IDEAS home Printed from
MyIDEAS: Login to save this article or follow this journal

Bayesian networks of customer satisfaction survey data

  • Silvia Salini
  • Ron Kenett

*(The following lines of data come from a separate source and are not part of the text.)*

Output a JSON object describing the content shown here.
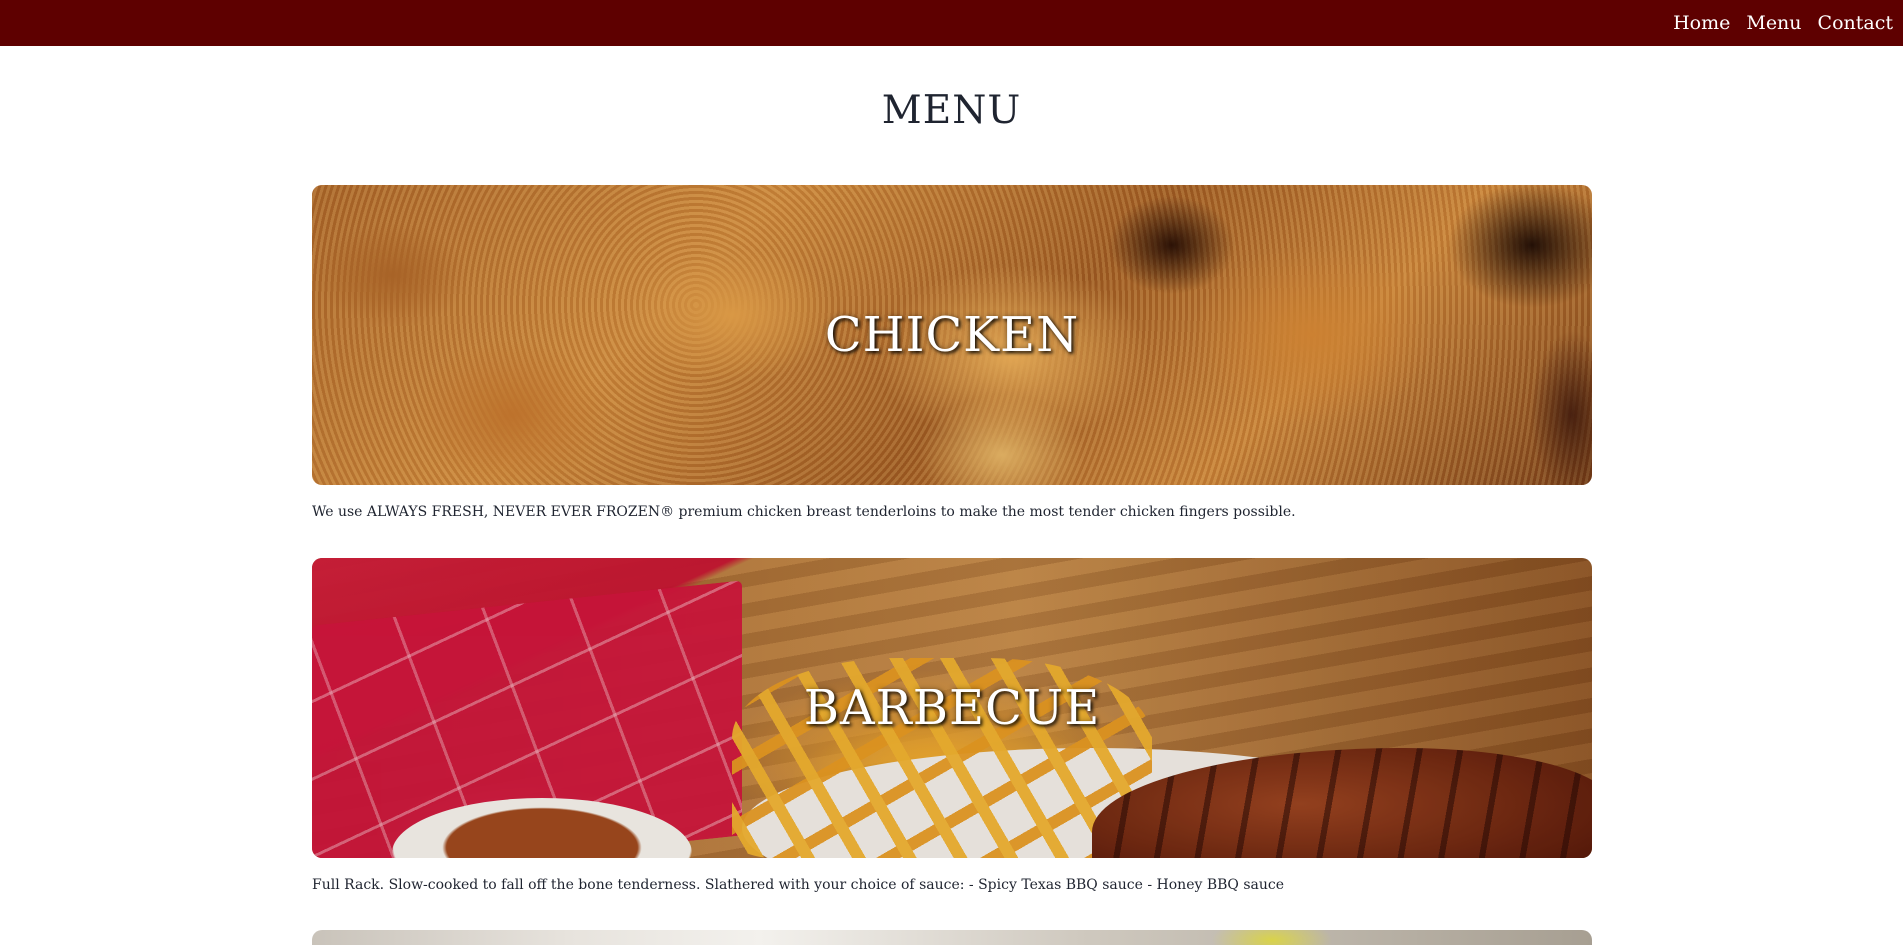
{
  "nav": {
    "links": [
      {
        "label": "Home"
      },
      {
        "label": "Menu"
      },
      {
        "label": "Contact"
      }
    ]
  },
  "page": {
    "title": "MENU"
  },
  "categories": [
    {
      "title": "CHICKEN",
      "description": "We use ALWAYS FRESH, NEVER EVER FROZEN® premium chicken breast tenderloins to make the most tender chicken fingers possible."
    },
    {
      "title": "BARBECUE",
      "description": "Full Rack. Slow-cooked to fall off the bone tenderness. Slathered with your choice of sauce: - Spicy Texas BBQ sauce - Honey BBQ sauce"
    }
  ],
  "colors": {
    "navbar": "#5e0000",
    "text": "#1f2430",
    "background": "#ffffff"
  }
}
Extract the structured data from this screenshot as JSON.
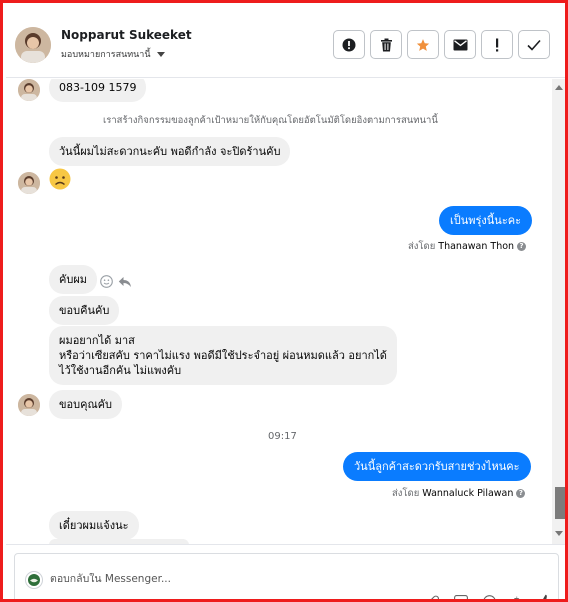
{
  "header": {
    "user_name": "Nopparut Sukeeket",
    "assign_label": "มอบหมายการสนทนานี้",
    "toolbar": [
      "spam-icon",
      "trash-icon",
      "star-icon",
      "mail-icon",
      "alert-icon",
      "check-icon"
    ],
    "accent_star": "#f0903c"
  },
  "messages": {
    "phone": "083-109 1579",
    "system_note": "เราสร้างกิจกรรมของลูกค้าเป้าหมายให้กับคุณโดยอัตโนมัติโดยอิงตามการสนทนานี้",
    "m1": "วันนี้ผมไม่สะดวกนะคับ พอดีกำลัง จะปิดร้านคับ",
    "m2_emoji": "sad-face",
    "out1": "เป็นพรุ่งนี้นะคะ",
    "out1_sent_prefix": "ส่งโดย",
    "out1_sent_by": "Thanawan Thon",
    "m3": "คับผม",
    "m4": "ขอบคืนคับ",
    "m5_line1": "ผมอยากได้ มาส",
    "m5_line2": "หรือว่าเซียสคับ ราคาไม่แรง พอดีมีใช้ประจำอยู่ ผ่อนหมดแล้ว อยากได้",
    "m5_line3": "ไว้ใช้งานอีกคัน ไม่แพงคับ",
    "m6": "ขอบคุณคับ",
    "time": "09:17",
    "out2": "วันนี้ลูกค้าสะดวกรับสายช่วงไหนคะ",
    "out2_sent_prefix": "ส่งโดย",
    "out2_sent_by": "Wannaluck Pilawan",
    "m7": "เดี๋ยวผมแจ้งนะ"
  },
  "composer": {
    "placeholder": "ตอบกลับใน Messenger..."
  },
  "colors": {
    "outgoing": "#0a7cff",
    "incoming": "#f0f0f0",
    "frame": "#ee1c1c"
  }
}
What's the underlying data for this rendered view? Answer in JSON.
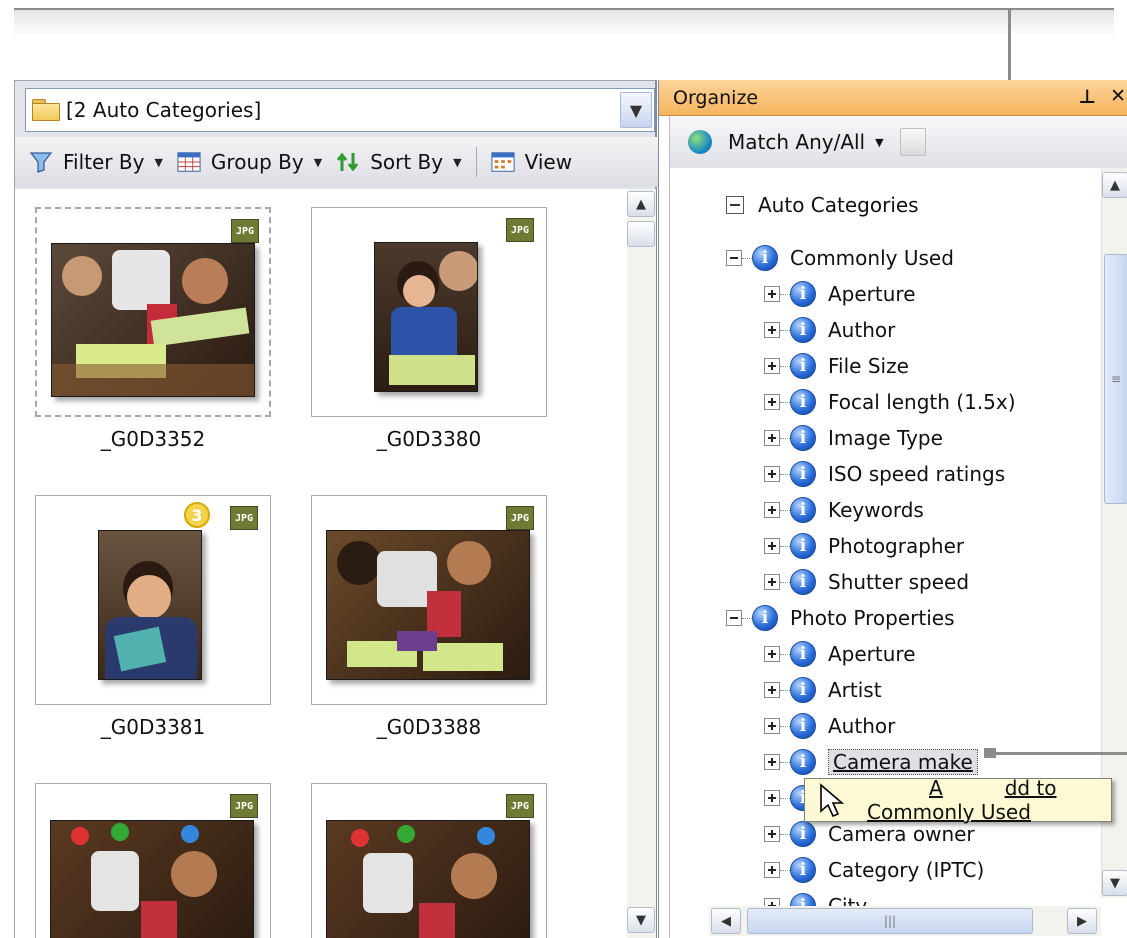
{
  "left_panel": {
    "combo_value": "[2 Auto Categories]",
    "toolbar": {
      "filter_label": "Filter By",
      "group_label": "Group By",
      "sort_label": "Sort By",
      "view_label": "View"
    },
    "thumbnails": [
      {
        "caption": "_G0D3352",
        "badge": "JPG",
        "selected": true
      },
      {
        "caption": "_G0D3380",
        "badge": "JPG"
      },
      {
        "caption": "_G0D3381",
        "badge": "JPG",
        "count": "3"
      },
      {
        "caption": "_G0D3388",
        "badge": "JPG"
      },
      {
        "caption": "",
        "badge": "JPG"
      },
      {
        "caption": "",
        "badge": "JPG"
      }
    ]
  },
  "organize": {
    "title": "Organize",
    "pin": "⊥",
    "close": "✕",
    "match_label": "Match Any/All",
    "root_label": "Auto Categories",
    "tree": [
      {
        "label": "Commonly Used",
        "level": 0,
        "expanded": true
      },
      {
        "label": "Aperture",
        "level": 1
      },
      {
        "label": "Author",
        "level": 1
      },
      {
        "label": "File Size",
        "level": 1
      },
      {
        "label": "Focal length (1.5x)",
        "level": 1
      },
      {
        "label": "Image Type",
        "level": 1
      },
      {
        "label": "ISO speed ratings",
        "level": 1
      },
      {
        "label": "Keywords",
        "level": 1
      },
      {
        "label": "Photographer",
        "level": 1
      },
      {
        "label": "Shutter speed",
        "level": 1
      },
      {
        "label": "Photo Properties",
        "level": 0,
        "expanded": true
      },
      {
        "label": "Aperture",
        "level": 1
      },
      {
        "label": "Artist",
        "level": 1
      },
      {
        "label": "Author",
        "level": 1
      },
      {
        "label": "Camera make",
        "level": 1,
        "highlighted": true
      },
      {
        "label": "",
        "level": 1
      },
      {
        "label": "Camera owner",
        "level": 1
      },
      {
        "label": "Category (IPTC)",
        "level": 1
      },
      {
        "label": "City",
        "level": 1
      }
    ]
  },
  "context_menu": {
    "item_first": "A",
    "item_rest": "dd to Commonly Used"
  },
  "colors": {
    "title_bar": "#f5b45d",
    "info_icon": "#2b6fd9",
    "tooltip_bg": "#fdf9d4"
  }
}
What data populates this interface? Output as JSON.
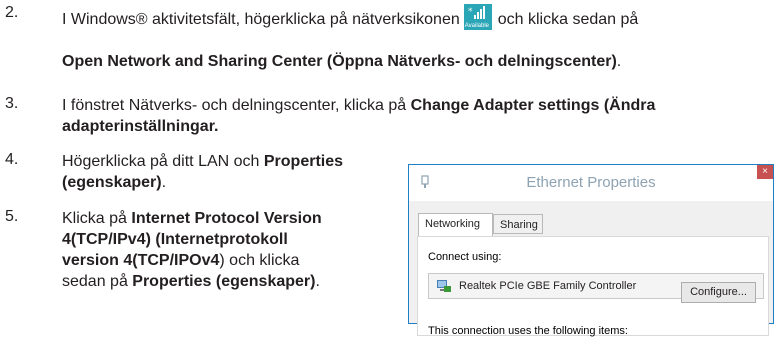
{
  "steps": [
    {
      "number": "2.",
      "line1_pre": "I Windows® aktivitetsfält, högerklicka på nätverksikonen",
      "line1_post": "och klicka sedan på",
      "line2_bold": "Open Network and Sharing Center (Öppna Nätverks- och delningscenter)",
      "line2_end": "."
    },
    {
      "number": "3.",
      "text_pre": "I fönstret Nätverks- och delningscenter, klicka på ",
      "bold1": "Change Adapter settings (Ändra",
      "bold2": "adapterinställningar."
    },
    {
      "number": "4.",
      "text_pre": "Högerklicka på ditt LAN och ",
      "bold1": "Properties",
      "bold2": "(egenskaper)",
      "text_end": "."
    },
    {
      "number": "5.",
      "text_pre": "Klicka på ",
      "bold1": "Internet Protocol Version",
      "bold2": "4(TCP/IPv4) (Internetprotokoll",
      "bold3": "version 4(TCP/IPOv4",
      "text_mid": ") och klicka",
      "text_line4_pre": "sedan på ",
      "bold4": "Properties (egenskaper)",
      "text_end": "."
    }
  ],
  "tray_icon": {
    "name": "network-signal-icon",
    "caption": "Available",
    "color": "#2ba6b6"
  },
  "dialog": {
    "title": "Ethernet Properties",
    "tabs": [
      "Networking",
      "Sharing"
    ],
    "connect_using_label": "Connect using:",
    "adapter_name": "Realtek PCIe GBE Family Controller",
    "configure_button": "Configure...",
    "items_label": "This connection uses the following items:",
    "close_glyph": "×"
  }
}
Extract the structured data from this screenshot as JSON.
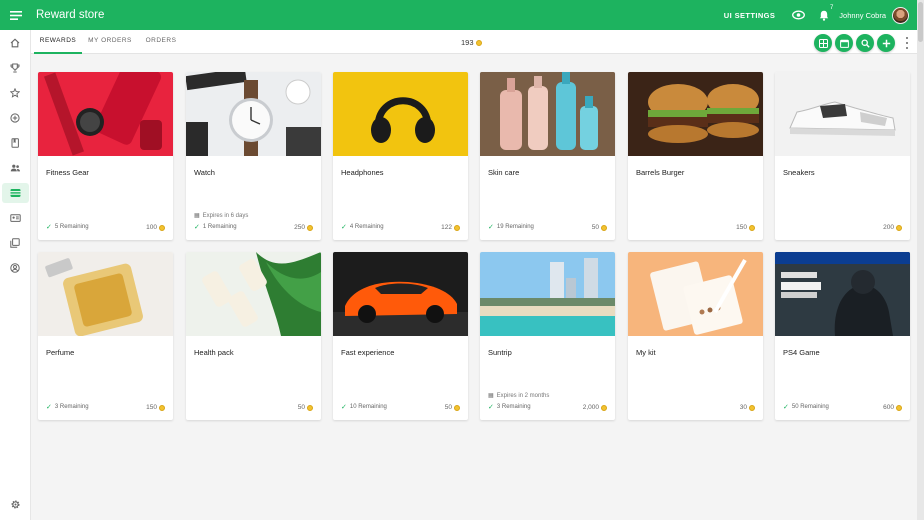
{
  "app": {
    "title": "Reward store"
  },
  "header": {
    "ui_settings_label": "UI SETTINGS",
    "notification_count": "7",
    "user_name": "Johnny Cobra"
  },
  "tabs": [
    {
      "label": "REWARDS",
      "active": true
    },
    {
      "label": "MY ORDERS",
      "active": false
    },
    {
      "label": "ORDERS",
      "active": false
    }
  ],
  "points_balance": "193",
  "toolbar": {
    "actions": [
      "grid-view-icon",
      "calendar-icon",
      "search-icon",
      "add-icon"
    ]
  },
  "sidebar": {
    "items": [
      "home-icon",
      "trophy-icon",
      "star-icon",
      "plus-circle-icon",
      "book-icon",
      "people-icon",
      "store-icon",
      "id-card-icon",
      "gallery-icon",
      "account-circle-icon"
    ],
    "bottom": "settings-gear-icon",
    "active_index": 6
  },
  "rewards": [
    {
      "title": "Fitness Gear",
      "remaining": "5 Remaining",
      "price": "100",
      "expires": ""
    },
    {
      "title": "Watch",
      "remaining": "1 Remaining",
      "price": "250",
      "expires": "Expires in 6 days"
    },
    {
      "title": "Headphones",
      "remaining": "4 Remaining",
      "price": "122",
      "expires": ""
    },
    {
      "title": "Skin care",
      "remaining": "19 Remaining",
      "price": "50",
      "expires": ""
    },
    {
      "title": "Barrels Burger",
      "remaining": "",
      "price": "150",
      "expires": ""
    },
    {
      "title": "Sneakers",
      "remaining": "",
      "price": "200",
      "expires": ""
    },
    {
      "title": "Perfume",
      "remaining": "3 Remaining",
      "price": "150",
      "expires": ""
    },
    {
      "title": "Health pack",
      "remaining": "",
      "price": "50",
      "expires": ""
    },
    {
      "title": "Fast experience",
      "remaining": "10 Remaining",
      "price": "50",
      "expires": ""
    },
    {
      "title": "Suntrip",
      "remaining": "3 Remaining",
      "price": "2,000",
      "expires": "Expires in 2 months"
    },
    {
      "title": "My kit",
      "remaining": "",
      "price": "30",
      "expires": ""
    },
    {
      "title": "PS4 Game",
      "remaining": "50 Remaining",
      "price": "600",
      "expires": ""
    }
  ],
  "colors": {
    "brand": "#1db35f",
    "background": "#f4f4f4",
    "coin": "#f2c230"
  }
}
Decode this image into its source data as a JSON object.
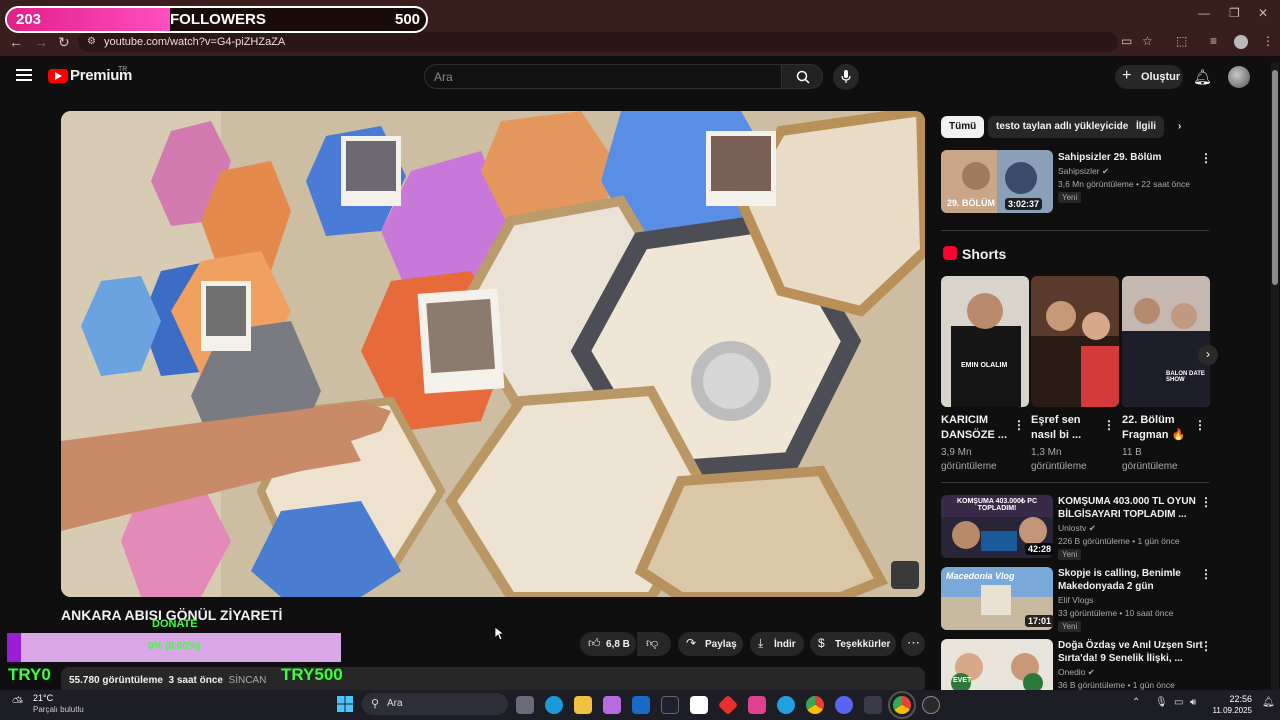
{
  "browser": {
    "url": "youtube.com/watch?v=G4-piZHZaZA"
  },
  "followers_overlay": {
    "count": "203",
    "label": "FOLLOWERS",
    "goal": "500",
    "progress_fraction": 0.39
  },
  "header": {
    "logo_text": "Premium",
    "logo_sup": "TR",
    "search_placeholder": "Ara",
    "create_label": "Oluştur"
  },
  "video": {
    "title": "ANKARA ABISI GÖNÜL ZİYARETİ",
    "views": "55.780 görüntüleme",
    "age": "3 saat önce",
    "location": "SİNCAN",
    "like_count": "6,8 B",
    "share_label": "Paylaş",
    "download_label": "İndir",
    "thanks_label": "Teşekkürler"
  },
  "donate_overlay": {
    "label": "DONATE",
    "percent_text": "0% (0.00%)",
    "min": "TRY0",
    "max": "TRY500",
    "progress_fraction": 0.0
  },
  "sidebar": {
    "chips": [
      "Tümü",
      "testo taylan adlı yükleyiciden",
      "İlgili"
    ],
    "top_video": {
      "title": "Sahipsizler 29. Bölüm",
      "channel": "Sahipsizler",
      "meta": "3,6 Mn görüntüleme • 22 saat önce",
      "badge": "Yeni",
      "overlay_text": "29. BÖLÜM",
      "duration": "3:02:37"
    },
    "shorts_title": "Shorts",
    "shorts": [
      {
        "title1": "KARICIM",
        "title2": "DANSÖZE ...",
        "views1": "3,9 Mn",
        "views2": "görüntüleme",
        "overlay": "EMIN OLALIM"
      },
      {
        "title1": "Eşref sen",
        "title2": "nasıl bi ...",
        "views1": "1,3 Mn",
        "views2": "görüntüleme",
        "overlay": ""
      },
      {
        "title1": "22. Bölüm",
        "title2": "Fragman 🔥",
        "views1": "11 B",
        "views2": "görüntüleme",
        "overlay": "BALON DATE SHOW"
      }
    ],
    "videos": [
      {
        "title1": "KOMŞUMA 403.000 TL OYUN",
        "title2": "BİLGİSAYARI TOPLADIM ...",
        "channel": "Unlostv",
        "meta": "226 B görüntüleme • 1 gün önce",
        "badge": "Yeni",
        "duration": "42:28",
        "overlay": "KOMŞUMA 403.000₺ PC TOPLADIM!"
      },
      {
        "title1": "Skopje is calling, Benimle",
        "title2": "Makedonyada 2 gün",
        "channel": "Elif Vlogs",
        "meta": "33 görüntüleme • 10 saat önce",
        "badge": "Yeni",
        "duration": "17:01",
        "overlay": "Macedonia Vlog"
      },
      {
        "title1": "Doğa Özdaş ve Anıl Uzşen Sırt",
        "title2": "Sırta'da! 9 Senelik İlişki, ...",
        "channel": "Onedio",
        "meta": "36 B görüntüleme • 1 gün önce",
        "badge": "",
        "duration": "",
        "overlay": "EVET"
      }
    ]
  },
  "taskbar": {
    "weather_temp": "21°C",
    "weather_desc": "Parçalı bulutlu",
    "search_label": "Ara",
    "time": "22:56",
    "date": "11.09.2025"
  }
}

A Bayesian network (BN) is a probabilistic graphical model that represents a set of variables and their probabilistic dependencies. Formally, BNs are directed acyclic graphs whose nodes represent variables, and whose arcs encode the conditional dependencies among the variables. Nodes can represent any kind of variable, be it a measured parameter, a latent variable, or a hypothesis. They are not restricted to represent random variables, which form the “Bayesian” aspect of a BN. Efficient algorithms exist that perform inference and learning in BNs. BNs that model sequences of variables are called dynamic BNs. In this context, [A. Harel, R. Kenett, and F. Ruggeri, Modeling web usability diagnostics on the basis of usage statistics, in Statistical Methods in eCommerce Research, W. Jank and G. Shmueli, eds., Wiley, 2008] provide a comparison between Markov Chains and BNs in the analysis of web usability from e-commerce data. A comparison of regression models, structural equation models, and BNs is presented in Anderson et al. [R.D. Anderson, R.D. Mackoy, V.B. Thompson, and G. Harrell, A bayesian network estimation of the service-profit Chain for transport service satisfaction, Decision Sciences 35(4), (2004), pp. 665-689]. In this article we apply BNs to the analysis of customer satisfaction surveys and demonstrate the potential of the approach. In particular, BNs offer advantages in implementing models of cause and effect over other statistical techniques designed primarily for testing hypotheses. Other advantages include the ability to conduct probabilistic inference for prediction and diagnostic purposes with an output that can be intuitively understood by managers.

If you experience problems downloading a file, check if you have the proper application to view it first. In case of further problems read the IDEAS help page. Note that these files are not on the IDEAS site. Please be patient as the files may be large.

File URL:
Download Restriction: Access to full text is restricted to subscribers.

As the access to this document is restricted, you may want to look for a different version under "Related research" (further below) or search for a different version of it.

Article provided by Taylor & Francis Journals in its journal Journal of Applied Statistics.

Volume (Year): 36 (2009)
Issue (Month): 11 ()
Pages: 1177-1189

in new window

Handle: RePEc:taf:japsta:v:36:y:2009:i:11:p:1177-1189
Contact details of provider: Web page:

Order Information: Web:

No references listed on IDEAS
You can help add them by filling out this form.

This item is not listed on Wikipedia, on a reading list or among the top items on IDEAS.

When requesting a correction, please mention this item's handle: RePEc:taf:japsta:v:36:y:2009:i:11:p:1177-1189. See general information about how to correct material in RePEc.

For technical questions regarding this item, or to correct its authors, title, abstract, bibliographic or download information, contact: (Michael McNulty)

If you have authored this item and are not yet registered with RePEc, we encourage you to do it here. This allows to link your profile to this item. It also allows you to accept potential citations to this item that we are uncertain about.

If references are entirely missing, you can add them using this form.

If the full references list an item that is present in RePEc, but the system did not link to it, you can help with this form.

If you know of missing items citing this one, you can help us creating those links by adding the relevant references in the same way as above, for each refering item. If you are a registered author of this item, you may also want to check the "citations" tab in your profile, as there may be some citations waiting for confirmation.

Please note that corrections may take a couple of weeks to filter through the various RePEc services.

This information is provided to you by IDEAS at the Research Division of the Federal Reserve Bank of St. Louis using RePEc data.